══ Dataset records ══

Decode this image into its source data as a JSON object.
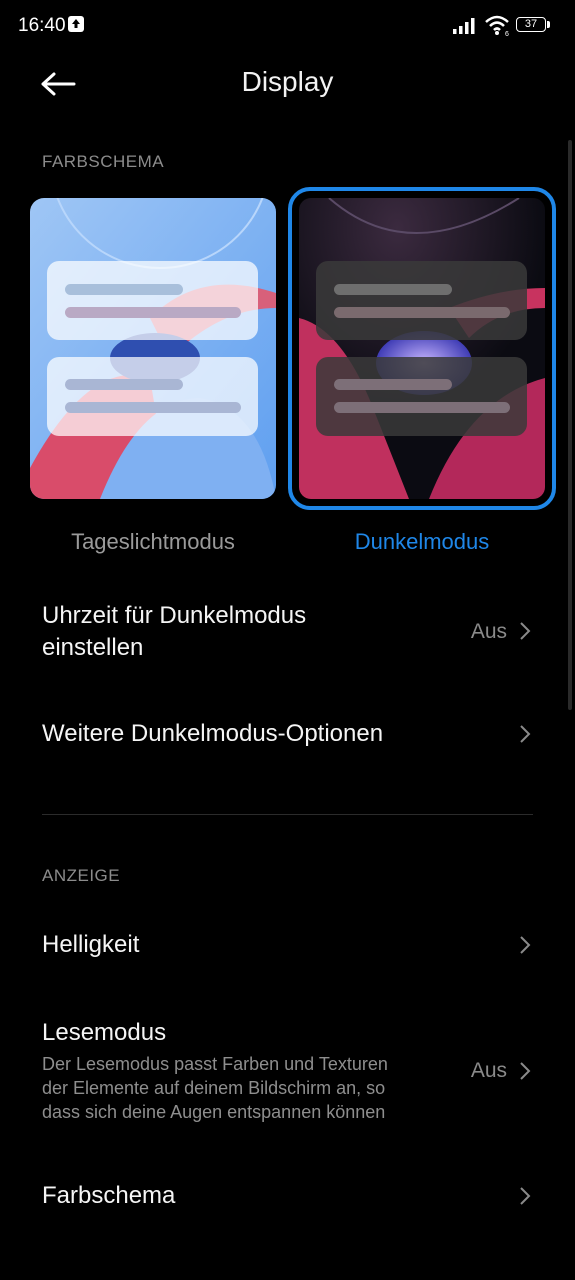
{
  "status_bar": {
    "time": "16:40",
    "battery": "37",
    "icons": [
      "upload-notification-icon",
      "signal-icon",
      "wifi-icon",
      "battery-icon"
    ]
  },
  "header": {
    "title": "Display",
    "back_icon": "arrow-left-icon"
  },
  "color_scheme_section": {
    "label": "FARBSCHEMA",
    "modes": [
      {
        "label": "Tageslichtmodus",
        "selected": false
      },
      {
        "label": "Dunkelmodus",
        "selected": true
      }
    ],
    "accent_color": "#1f87e8"
  },
  "dark_rows": [
    {
      "title_line1": "Uhrzeit für Dunkelmodus",
      "title_line2": "einstellen",
      "value": "Aus"
    },
    {
      "title": "Weitere Dunkelmodus-Optionen"
    }
  ],
  "display_section": {
    "label": "ANZEIGE",
    "rows": [
      {
        "title": "Helligkeit"
      },
      {
        "title": "Lesemodus",
        "subtitle_line1": "Der Lesemodus passt Farben und Texturen",
        "subtitle_line2": "der Elemente auf deinem Bildschirm an, so",
        "subtitle_line3": "dass sich deine Augen entspannen können",
        "value": "Aus"
      },
      {
        "title": "Farbschema"
      }
    ]
  }
}
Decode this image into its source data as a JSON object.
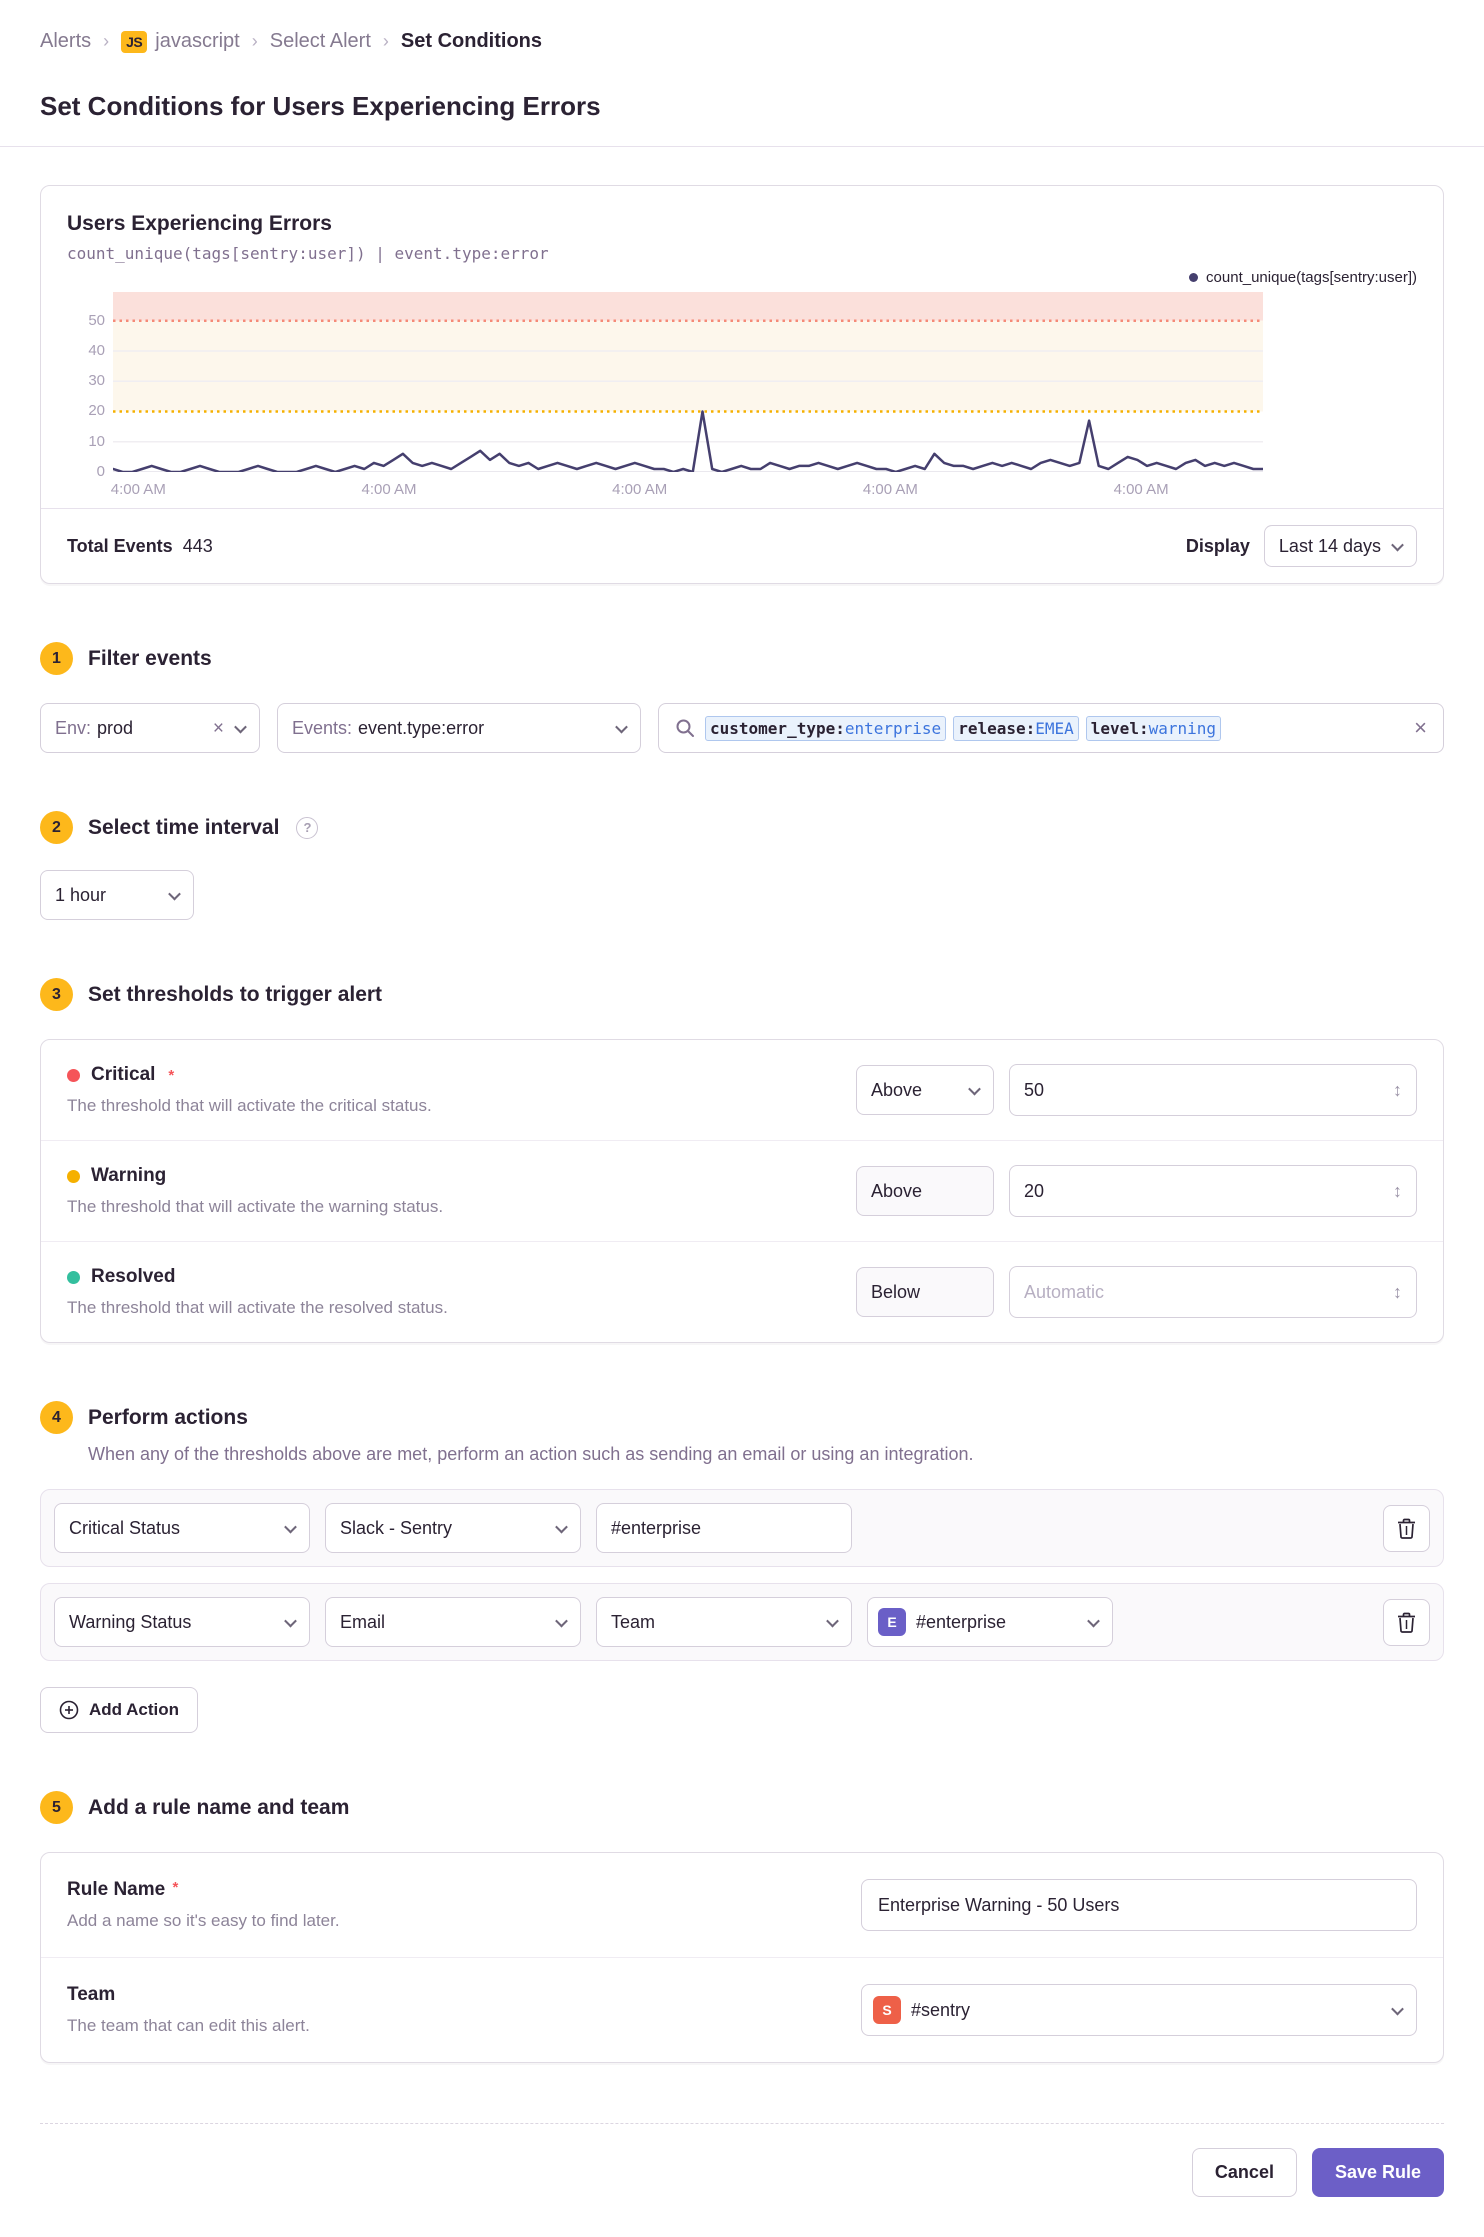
{
  "breadcrumb": {
    "alerts": "Alerts",
    "project_badge": "JS",
    "project": "javascript",
    "select_alert": "Select Alert",
    "current": "Set Conditions"
  },
  "page": {
    "title": "Set Conditions for Users Experiencing Errors"
  },
  "chart": {
    "title": "Users Experiencing Errors",
    "query": "count_unique(tags[sentry:user]) | event.type:error",
    "legend": "count_unique(tags[sentry:user])",
    "total_events_label": "Total Events",
    "total_events_value": "443",
    "display_label": "Display",
    "display_value": "Last 14 days"
  },
  "chart_data": {
    "type": "line",
    "title": "Users Experiencing Errors",
    "series_name": "count_unique(tags[sentry:user])",
    "ylim": [
      0,
      59.5
    ],
    "yticks": [
      0,
      10,
      20,
      30,
      40,
      50
    ],
    "grid_yticks": [
      10,
      30,
      40
    ],
    "x_categories": [
      "4:00 AM",
      "4:00 AM",
      "4:00 AM",
      "4:00 AM",
      "4:00 AM"
    ],
    "x_label_fractions": [
      0.022,
      0.24,
      0.458,
      0.676,
      0.894
    ],
    "thresholds": {
      "critical": 50,
      "warning": 20
    },
    "colors": {
      "series": "#453F6E",
      "critical_line": "#F58A77",
      "warning_line": "#F5B000",
      "critical_band": "#FBE0DB",
      "warning_band": "#FDF7EC",
      "grid": "#F0EEF2",
      "baseline": "#E4E0E8"
    },
    "values": [
      1,
      0,
      0,
      1,
      2,
      1,
      0,
      0,
      1,
      2,
      1,
      0,
      0,
      0,
      1,
      2,
      1,
      0,
      0,
      0,
      1,
      2,
      1,
      0,
      1,
      2,
      1,
      3,
      2,
      4,
      6,
      3,
      2,
      3,
      2,
      1,
      3,
      5,
      7,
      4,
      6,
      3,
      2,
      3,
      1,
      2,
      3,
      2,
      1,
      2,
      3,
      2,
      1,
      2,
      3,
      2,
      1,
      1,
      0,
      1,
      0,
      20,
      1,
      0,
      1,
      2,
      1,
      1,
      3,
      2,
      1,
      2,
      2,
      3,
      2,
      1,
      2,
      3,
      2,
      1,
      1,
      0,
      1,
      2,
      1,
      6,
      3,
      2,
      2,
      1,
      2,
      3,
      2,
      3,
      2,
      1,
      3,
      4,
      3,
      2,
      3,
      17,
      2,
      1,
      3,
      5,
      4,
      2,
      3,
      2,
      1,
      3,
      4,
      2,
      3,
      2,
      3,
      2,
      1,
      1
    ]
  },
  "sections": {
    "filter": {
      "num": "1",
      "title": "Filter events",
      "env_label": "Env:",
      "env_value": "prod",
      "events_label": "Events:",
      "events_value": "event.type:error",
      "tokens": [
        {
          "key": "customer_type:",
          "value": "enterprise"
        },
        {
          "key": "release:",
          "value": "EMEA"
        },
        {
          "key": "level:",
          "value": "warning"
        }
      ]
    },
    "interval": {
      "num": "2",
      "title": "Select time interval",
      "help": "?",
      "value": "1 hour"
    },
    "thresholds": {
      "num": "3",
      "title": "Set thresholds to trigger alert",
      "rows": [
        {
          "name": "Critical",
          "required": "*",
          "dot_color": "#F55459",
          "desc": "The threshold that will activate the critical status.",
          "op": "Above",
          "value": "50"
        },
        {
          "name": "Warning",
          "dot_color": "#F5B000",
          "desc": "The threshold that will activate the warning status.",
          "op": "Above",
          "value": "20"
        },
        {
          "name": "Resolved",
          "dot_color": "#33BF9E",
          "desc": "The threshold that will activate the resolved status.",
          "op": "Below",
          "placeholder": "Automatic"
        }
      ]
    },
    "actions": {
      "num": "4",
      "title": "Perform actions",
      "desc": "When any of the thresholds above are met, perform an action such as sending an email or using an integration.",
      "rows": [
        {
          "status": "Critical Status",
          "service": "Slack - Sentry",
          "target_input": "#enterprise"
        },
        {
          "status": "Warning Status",
          "service": "Email",
          "target_type": "Team",
          "team": {
            "avatar": "E",
            "avatar_color": "#6A5FC7",
            "label": "#enterprise"
          }
        }
      ],
      "add_label": "Add Action"
    },
    "naming": {
      "num": "5",
      "title": "Add a rule name and team",
      "rule_label": "Rule Name",
      "rule_required": "*",
      "rule_desc": "Add a name so it's easy to find later.",
      "rule_value": "Enterprise Warning - 50 Users",
      "team_label": "Team",
      "team_desc": "The team that can edit this alert.",
      "team": {
        "avatar": "S",
        "avatar_color": "#EE6048",
        "label": "#sentry"
      }
    }
  },
  "footer": {
    "cancel": "Cancel",
    "save": "Save Rule"
  }
}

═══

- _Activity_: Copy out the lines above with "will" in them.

- _Response to this exercise_:
          "desc": "The threshold that will activate the critical status.",
          "desc": "The threshold that will activate the warning status.",
          "desc": "The threshold that will activate the resolved status.",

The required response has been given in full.